Harking back to his Ryder Cup victory over Woods earlier in the year, the Spaniard said that playing with the legend was a career highlight.
“That Sunday with Tiger is still the most emotionally, most important moment of my golf career,” he said. “It means so much to play against Tiger. A couple months later, to win his event, it’s really special.”
Woods himself – complaining of ankle trouble just months after ridding himself of the back pain that has plagued his form over the last couple of years – ended the weekend with a one-over 73 to finish 17th, last but one in the 18-man field. He finished 19 shots behind the 24-year-old Rahm.
“Overall, it was a long week, but one that I hope the players enjoyed,” Woods said.
Libertadores fate decided – or is it?
It’s back on. Wait. No, it’s not. Is it?
The ongoing saga of the Copa Libertadores continues, even after Spain agreed to host it at the Bernabeu in Madrid.
River Plate has objected to playing the second, rescheduled leg of the tournament final in Spain after it was moved from its El Monumental stadium following crowd trouble, calling it “incomprehensible” that South America’s footballing centerpiece be played 6,000 miles away from home.

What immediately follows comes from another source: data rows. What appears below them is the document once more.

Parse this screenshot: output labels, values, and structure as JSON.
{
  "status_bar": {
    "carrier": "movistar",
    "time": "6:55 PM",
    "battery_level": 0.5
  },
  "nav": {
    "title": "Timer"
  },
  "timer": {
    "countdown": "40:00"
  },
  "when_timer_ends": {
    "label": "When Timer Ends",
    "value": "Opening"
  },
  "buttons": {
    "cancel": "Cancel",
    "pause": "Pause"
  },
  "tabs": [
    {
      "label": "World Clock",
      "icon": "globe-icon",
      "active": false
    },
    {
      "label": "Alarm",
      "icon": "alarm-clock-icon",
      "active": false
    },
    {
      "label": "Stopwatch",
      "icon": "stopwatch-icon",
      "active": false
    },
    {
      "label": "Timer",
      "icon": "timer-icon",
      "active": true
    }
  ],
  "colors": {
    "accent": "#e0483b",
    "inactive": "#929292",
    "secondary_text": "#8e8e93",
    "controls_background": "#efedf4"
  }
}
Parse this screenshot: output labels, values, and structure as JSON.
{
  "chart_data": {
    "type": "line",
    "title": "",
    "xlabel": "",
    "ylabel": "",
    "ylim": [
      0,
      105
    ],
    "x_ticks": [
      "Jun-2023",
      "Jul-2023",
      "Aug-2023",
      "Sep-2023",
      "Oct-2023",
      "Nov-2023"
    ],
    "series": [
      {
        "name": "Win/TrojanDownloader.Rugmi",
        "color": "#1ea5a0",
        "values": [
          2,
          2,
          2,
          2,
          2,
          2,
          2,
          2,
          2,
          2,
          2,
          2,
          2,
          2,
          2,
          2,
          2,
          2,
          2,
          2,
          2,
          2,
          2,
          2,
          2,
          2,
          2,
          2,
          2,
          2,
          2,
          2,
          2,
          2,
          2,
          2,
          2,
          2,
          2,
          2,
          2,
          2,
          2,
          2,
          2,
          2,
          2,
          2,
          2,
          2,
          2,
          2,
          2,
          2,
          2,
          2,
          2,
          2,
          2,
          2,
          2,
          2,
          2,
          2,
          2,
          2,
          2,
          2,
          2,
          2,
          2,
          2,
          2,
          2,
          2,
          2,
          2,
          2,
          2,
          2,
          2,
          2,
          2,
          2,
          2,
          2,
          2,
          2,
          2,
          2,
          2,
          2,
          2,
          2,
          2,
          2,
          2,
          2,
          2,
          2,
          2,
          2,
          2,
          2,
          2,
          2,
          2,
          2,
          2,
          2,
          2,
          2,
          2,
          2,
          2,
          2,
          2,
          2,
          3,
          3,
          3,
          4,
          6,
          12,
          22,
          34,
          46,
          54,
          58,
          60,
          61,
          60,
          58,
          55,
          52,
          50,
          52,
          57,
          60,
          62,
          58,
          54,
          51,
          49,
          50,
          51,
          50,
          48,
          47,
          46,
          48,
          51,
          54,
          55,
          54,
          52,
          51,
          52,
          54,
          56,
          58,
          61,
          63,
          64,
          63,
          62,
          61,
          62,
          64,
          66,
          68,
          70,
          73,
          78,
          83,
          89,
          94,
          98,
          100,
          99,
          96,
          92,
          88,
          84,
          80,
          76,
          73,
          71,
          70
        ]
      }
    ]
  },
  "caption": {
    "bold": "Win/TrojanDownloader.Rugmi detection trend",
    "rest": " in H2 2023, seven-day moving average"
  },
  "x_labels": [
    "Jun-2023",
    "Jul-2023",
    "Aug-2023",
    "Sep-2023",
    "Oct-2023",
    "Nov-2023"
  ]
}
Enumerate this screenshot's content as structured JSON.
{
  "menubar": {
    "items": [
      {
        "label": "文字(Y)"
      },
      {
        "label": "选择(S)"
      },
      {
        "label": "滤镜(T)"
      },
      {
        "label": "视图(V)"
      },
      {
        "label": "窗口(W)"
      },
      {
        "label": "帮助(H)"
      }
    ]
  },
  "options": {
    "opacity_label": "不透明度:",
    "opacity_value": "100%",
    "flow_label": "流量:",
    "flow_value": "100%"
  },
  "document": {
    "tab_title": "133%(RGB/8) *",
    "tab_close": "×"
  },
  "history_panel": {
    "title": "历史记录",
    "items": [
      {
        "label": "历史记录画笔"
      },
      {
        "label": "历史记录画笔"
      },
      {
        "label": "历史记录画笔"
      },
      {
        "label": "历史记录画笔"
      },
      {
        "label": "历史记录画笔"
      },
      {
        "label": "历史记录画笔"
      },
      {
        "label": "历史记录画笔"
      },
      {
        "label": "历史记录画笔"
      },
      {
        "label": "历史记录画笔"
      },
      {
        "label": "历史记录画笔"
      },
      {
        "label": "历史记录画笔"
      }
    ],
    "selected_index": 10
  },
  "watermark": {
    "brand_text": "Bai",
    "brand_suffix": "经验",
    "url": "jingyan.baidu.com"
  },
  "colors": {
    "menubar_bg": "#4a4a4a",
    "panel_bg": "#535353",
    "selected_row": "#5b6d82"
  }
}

Playing the second leg in Spain “distorts the competition” and “denied unjustifiably” the home fans who will miss their chance to see the Buenos Aires derby – known as the Superclasico – writ large as the Copa final.
The match was initially set to take place on November 24 but was canceled after rioting River Plate fans attacked the Boca Juniors team bus, throwing projectiles, smashing windows and injuring several players, including the Boca Juniors captain Pablo Pérez and midfielder Gonzalo Lamardo. It was again postponed the following day, leaving fans and players alike wondering if, and when it would ever happen.
The wait continues.